Oregon experienced the biggest drop, with patient counts down 42 percent since recreational sales began in 2015. In Nevada, which just celebrated its one-year anniversary for recreational sales, patient numbers have declined by 32 percent since last October. Colorado, the first state in the nation to go fully legal, experienced the lowest drop in medical marijuana patients (22 percent). This is likely due to the low cost associated with its medicinal program, the report says.
In spite of the controversy surrounding medical and recreational weed, the United States should probably prepare for the eventual demise of medical marijuana. Once the federal government finally brings prohibition to an end nationwide, allowing adult citizens all across the country to use cannabis however they see fit, the medicinal concept is going to come crashing down… and hard. No question. All one has to do is examine America’s history with alcohol to see that “medicinal purposes” cannot exist in a recreational climate.

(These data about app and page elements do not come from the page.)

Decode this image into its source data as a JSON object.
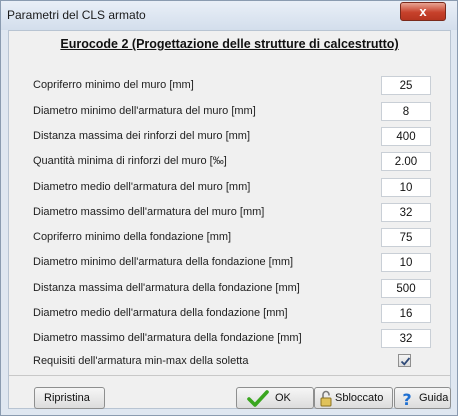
{
  "window": {
    "title": "Parametri del CLS armato",
    "close_glyph": "x"
  },
  "heading": "Eurocode 2 (Progettazione delle strutture di calcestrutto)",
  "rows": [
    {
      "label": "Copriferro minimo del muro [mm]",
      "value": "25"
    },
    {
      "label": "Diametro minimo dell'armatura del muro [mm]",
      "value": "8"
    },
    {
      "label": "Distanza massima dei rinforzi del muro [mm]",
      "value": "400"
    },
    {
      "label": "Quantità minima di rinforzi del muro [‰]",
      "value": "2.00"
    },
    {
      "label": "Diametro medio dell'armatura del muro [mm]",
      "value": "10"
    },
    {
      "label": "Diametro massimo dell'armatura del muro [mm]",
      "value": "32"
    },
    {
      "label": "Copriferro minimo della fondazione [mm]",
      "value": "75"
    },
    {
      "label": "Diametro minimo dell'armatura della fondazione [mm]",
      "value": "10"
    },
    {
      "label": "Distanza massima dell'armatura della fondazione [mm]",
      "value": "500"
    },
    {
      "label": "Diametro medio dell'armatura della fondazione [mm]",
      "value": "16"
    },
    {
      "label": "Diametro massimo dell'armatura della fondazione [mm]",
      "value": "32"
    }
  ],
  "checkbox_row": {
    "label": "Requisiti dell'armatura min-max della soletta",
    "checked": true
  },
  "buttons": {
    "reset": "Ripristina",
    "ok": "OK",
    "unlock": "Sbloccato",
    "help": "Guida"
  },
  "icons": {
    "close": "close-icon",
    "checkmark": "checkmark-icon",
    "ok": "green-check-icon",
    "unlock": "unlock-icon",
    "help": "question-mark-icon"
  },
  "colors": {
    "close_button": "#c7412b",
    "ok_check": "#3aa61f",
    "help_icon": "#1f6fd1"
  }
}
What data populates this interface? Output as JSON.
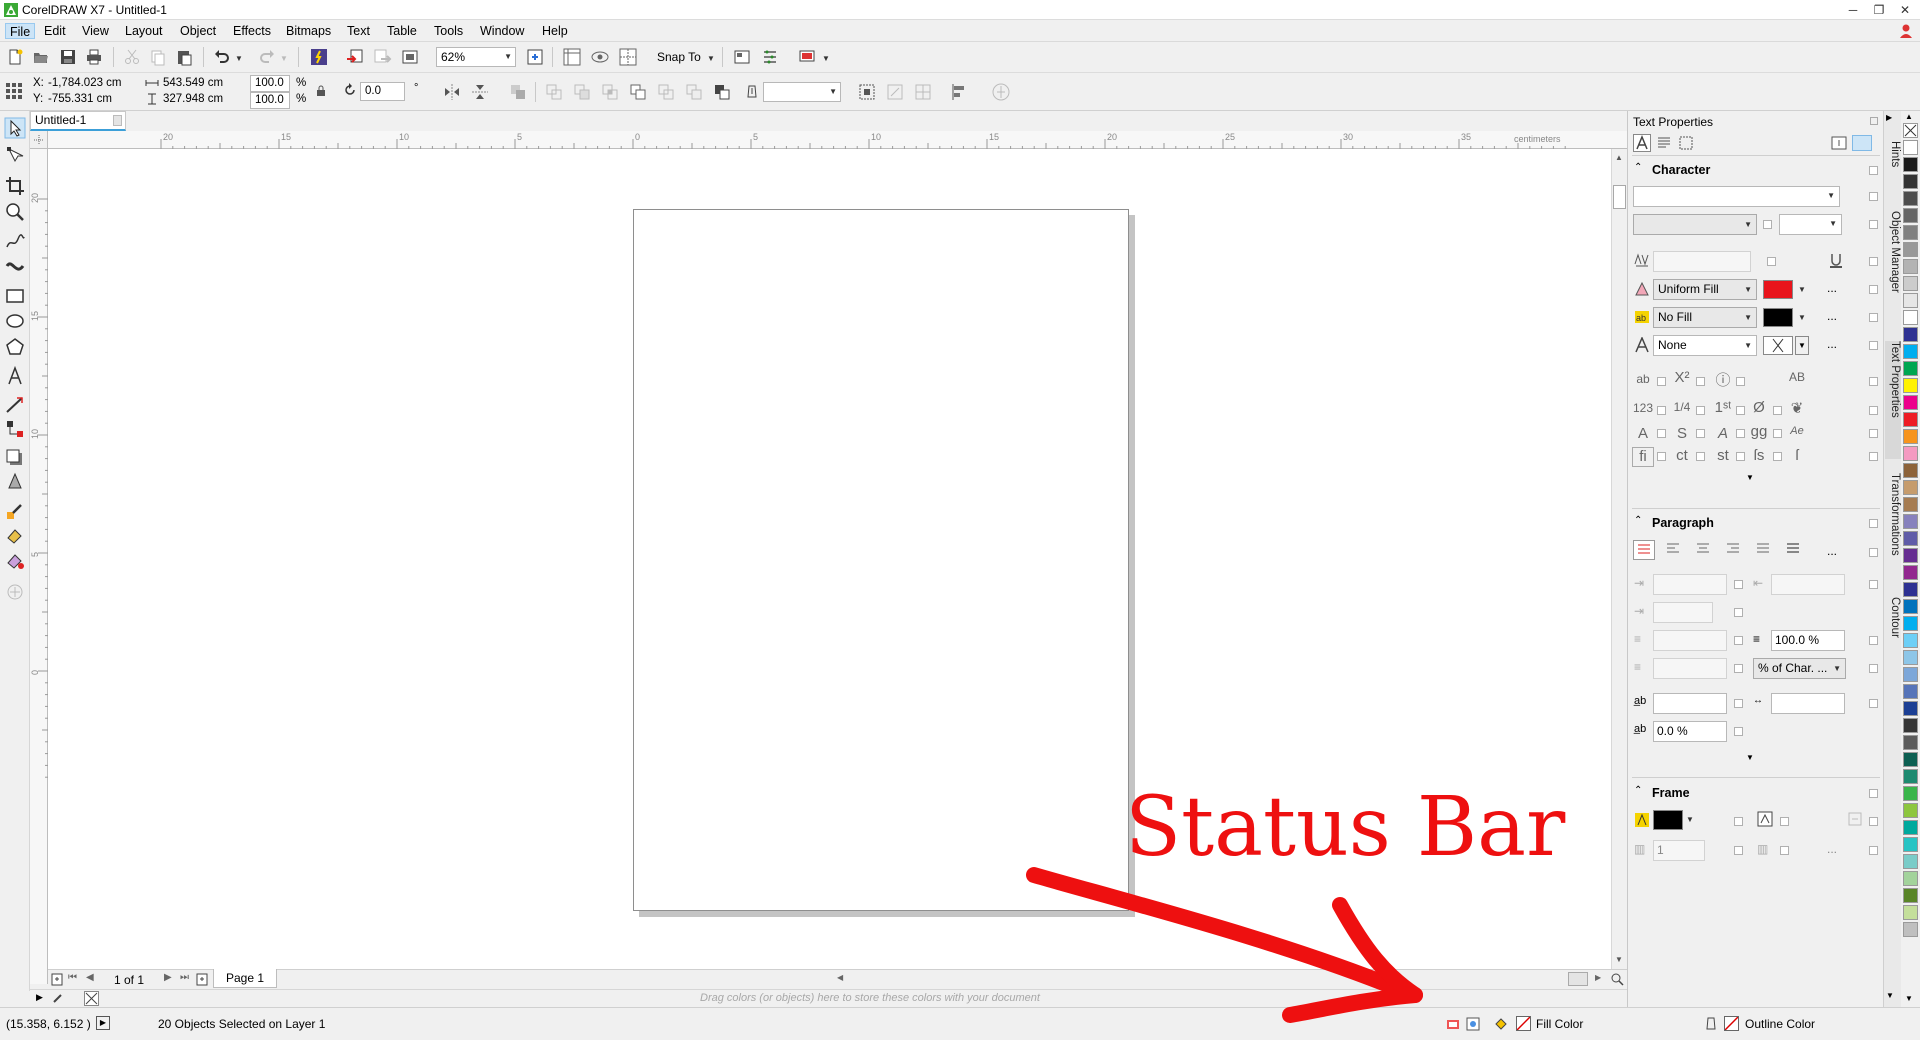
{
  "window": {
    "title": "CorelDRAW X7 - Untitled-1",
    "min_glyph": "─",
    "max_glyph": "❐",
    "close_glyph": "✕"
  },
  "menu": [
    {
      "label": "File",
      "active": true
    },
    {
      "label": "Edit"
    },
    {
      "label": "View"
    },
    {
      "label": "Layout"
    },
    {
      "label": "Object"
    },
    {
      "label": "Effects"
    },
    {
      "label": "Bitmaps"
    },
    {
      "label": "Text"
    },
    {
      "label": "Table"
    },
    {
      "label": "Tools"
    },
    {
      "label": "Window"
    },
    {
      "label": "Help"
    }
  ],
  "toolbar": {
    "zoom_value": "62%",
    "snap_to_label": "Snap To"
  },
  "property_bar": {
    "x_label": "X:",
    "x_value": "-1,784.023 cm",
    "y_label": "Y:",
    "y_value": "-755.331 cm",
    "width_value": "543.549 cm",
    "height_value": "327.948 cm",
    "scale_w": "100.0",
    "scale_h": "100.0",
    "percent_w": "%",
    "percent_h": "%",
    "rotation_value": "0.0",
    "degree_symbol": "°"
  },
  "document": {
    "tab_label": "Untitled-1",
    "ruler_unit": "centimeters",
    "ruler_ticks": [
      "20",
      "15",
      "10",
      "5",
      "0",
      "5",
      "10",
      "15",
      "20",
      "25",
      "30",
      "35"
    ],
    "vruler_ticks": [
      "20",
      "15",
      "10",
      "5",
      "0"
    ],
    "page_count_text": "1 of 1",
    "page_tab_label": "Page 1"
  },
  "color_tray": {
    "hint": "Drag colors (or objects) here to store these colors with your document"
  },
  "status_bar": {
    "coordinates": "(15.358, 6.152 )",
    "selection_info": "20 Objects Selected on Layer 1",
    "fill_label": "Fill Color",
    "outline_label": "Outline Color"
  },
  "docker": {
    "title": "Text Properties",
    "character": {
      "heading": "Character",
      "fill_type": "Uniform Fill",
      "fill_color": "#e8141c",
      "background_fill_type": "No Fill",
      "background_fill_color": "#000000",
      "outline_type": "None",
      "more_label": "..."
    },
    "paragraph": {
      "heading": "Paragraph",
      "line_spacing_value": "100.0 %",
      "spacing_unit": "% of Char. ...",
      "char_spacing_value": "0.0 %",
      "more_label": "..."
    },
    "frame": {
      "heading": "Frame",
      "columns_value": "1",
      "more_label": "..."
    }
  },
  "side_tabs": [
    "Hints",
    "Object Manager",
    "Text Properties",
    "Transformations",
    "Contour"
  ],
  "palette": [
    "#ffffff",
    "#1a1a1a",
    "#333333",
    "#4d4d4d",
    "#666666",
    "#808080",
    "#999999",
    "#b3b3b3",
    "#cccccc",
    "#e6e6e6",
    "#ffffff",
    "#2e3192",
    "#00aeef",
    "#00a651",
    "#fff200",
    "#ec008c",
    "#ed1c24",
    "#f7941d",
    "#f49ac1",
    "#8c6239",
    "#c69c6d",
    "#a67c52",
    "#8781bd",
    "#605ca8",
    "#662d91",
    "#92278f",
    "#2e3192",
    "#0072bc",
    "#00aeef",
    "#6dcff6",
    "#8dc6e8",
    "#7da7d9",
    "#5674b9",
    "#1c3f94",
    "#363636",
    "#5c5c5c",
    "#0d5f52",
    "#1d8a70",
    "#39b54a",
    "#8dc63f",
    "#00a99d",
    "#27c4c4",
    "#7accc8",
    "#a3d39c",
    "#598527",
    "#c4df9b",
    "#bfbfbf"
  ],
  "annotation": {
    "text": "Status Bar",
    "color": "#ee1010"
  }
}
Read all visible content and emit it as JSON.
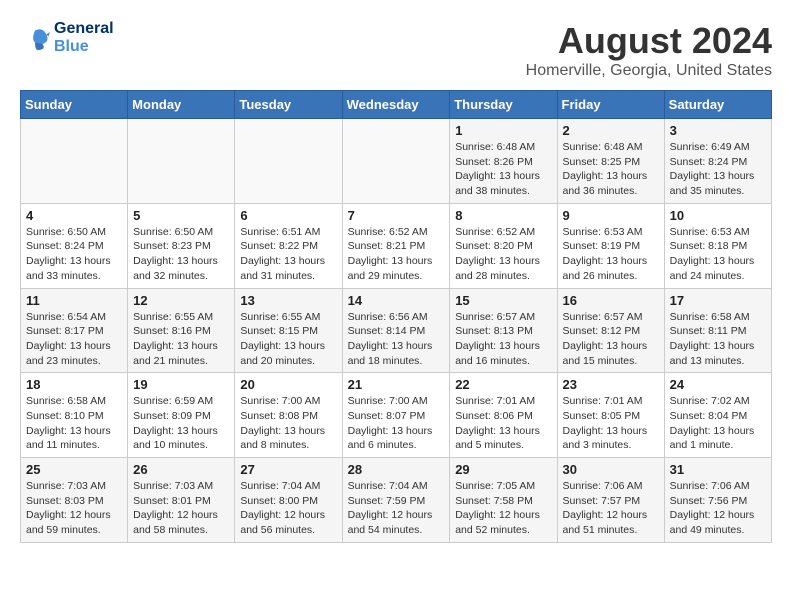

During the days of alcohol prohibition, booze was still legal for medicinal purposes. Doctors were prescribing hard liquor to patients suffering from a variety of conditions ranging from depression to cancer. Interestingly, doctor’s orders on prescription booze sometimes read, “Take three ounces every hour for stimulant until stimulated.” In other words, drink until happy. But as it was pointed out in a piece from The Smithsonian, “medicinal alcohol” was a “mostly bogus” way for citizens to drink legally. Doctors didn’t mind this ruse because they earned more money. But the second alcohol prohibition was repealed, giving the people legal access to booze, once more, for recreational consumption there was no reason for anyone to ask their doctors for permission to drink. In 2018, most people laugh when it is suggested that alcohol has medicinal properties. Still, decades ago, medical whiskey was no laughing matter for alcohol enthusiasts caught up on the wrong side of prohibition.
Some medical marijuana purists might argue that the situation with alcohol and cannabis is different because the plant has actually been proven to have some medical value. Even the federal government now says that CBD is safe and effective medicine for some forms of epilepsy. This might be true. After all, I have never claimed to be a scientist, a medical expert of any kind, nor do I even like to visit the dentist to get my teeth cleaned on occasion. All I have is the history books as a basis for this hypothesis. And if any part of the prohibition chapter is coming around again — rest assured medical marijuana will not survive.
TELL US, do you think medical marijuana is doomed?